“You should never be afraid doing things that are not part of your “official job description”. It always annoys me when I work with people that clearly found a problem, but haven’t even tried to solve it because it’s “not their job”.”
One category that crops up on nearly every job description is whether or not I am “a team player.” Am I willing to work as a team player, or am I a solo act? This isn’t nearly as easy to answer as it may appear for it depends upon the team and how receptive they are to my ideas, suggestions and advice. Most of the time I am welcomed with open arms, but not always, and that can make for some very awkward moments.
On occasion I have stepped out of my ‘official job description’ only to be put back in it. My desire to help got the door slammed in my face. So I decided to become more familiar with the company, the various departments and those in them before I would try again.
What I discovered was that my attempt to help was not in question, but my motivation was. Until s/he knew me and I him/her there was a real disconnect.

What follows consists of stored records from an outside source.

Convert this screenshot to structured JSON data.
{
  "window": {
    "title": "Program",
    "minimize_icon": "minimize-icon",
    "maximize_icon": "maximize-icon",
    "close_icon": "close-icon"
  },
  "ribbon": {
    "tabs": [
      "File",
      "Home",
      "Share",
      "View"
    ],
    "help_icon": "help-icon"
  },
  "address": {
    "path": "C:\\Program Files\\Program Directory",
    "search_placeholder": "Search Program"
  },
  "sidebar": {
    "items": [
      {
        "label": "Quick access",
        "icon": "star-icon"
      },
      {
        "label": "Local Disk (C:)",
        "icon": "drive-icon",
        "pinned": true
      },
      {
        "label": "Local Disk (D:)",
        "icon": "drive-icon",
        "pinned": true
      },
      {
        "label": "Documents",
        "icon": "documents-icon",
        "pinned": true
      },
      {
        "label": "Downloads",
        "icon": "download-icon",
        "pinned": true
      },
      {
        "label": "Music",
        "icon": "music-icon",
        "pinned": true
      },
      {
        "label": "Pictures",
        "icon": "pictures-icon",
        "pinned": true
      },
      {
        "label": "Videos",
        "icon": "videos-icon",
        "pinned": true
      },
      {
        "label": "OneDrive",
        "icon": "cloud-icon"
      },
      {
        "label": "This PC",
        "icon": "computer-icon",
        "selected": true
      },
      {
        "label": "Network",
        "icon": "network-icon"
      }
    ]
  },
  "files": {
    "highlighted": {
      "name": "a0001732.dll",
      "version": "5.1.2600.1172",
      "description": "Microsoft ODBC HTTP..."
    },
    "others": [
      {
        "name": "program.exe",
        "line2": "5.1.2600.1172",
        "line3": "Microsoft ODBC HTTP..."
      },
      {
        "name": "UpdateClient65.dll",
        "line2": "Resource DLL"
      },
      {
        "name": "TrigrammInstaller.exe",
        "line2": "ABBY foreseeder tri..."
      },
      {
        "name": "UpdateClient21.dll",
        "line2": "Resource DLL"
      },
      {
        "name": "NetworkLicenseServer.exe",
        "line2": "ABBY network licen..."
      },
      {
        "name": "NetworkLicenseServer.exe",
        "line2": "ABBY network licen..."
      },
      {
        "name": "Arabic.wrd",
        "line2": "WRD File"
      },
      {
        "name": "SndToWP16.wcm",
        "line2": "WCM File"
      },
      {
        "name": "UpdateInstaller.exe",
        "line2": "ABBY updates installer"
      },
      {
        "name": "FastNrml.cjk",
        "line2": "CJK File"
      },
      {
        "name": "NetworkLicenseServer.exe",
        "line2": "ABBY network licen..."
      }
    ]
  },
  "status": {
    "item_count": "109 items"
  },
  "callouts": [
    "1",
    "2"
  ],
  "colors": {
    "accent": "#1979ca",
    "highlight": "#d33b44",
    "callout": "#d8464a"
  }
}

I had to make that connection first, and then my help was not only appreciated, but sought after.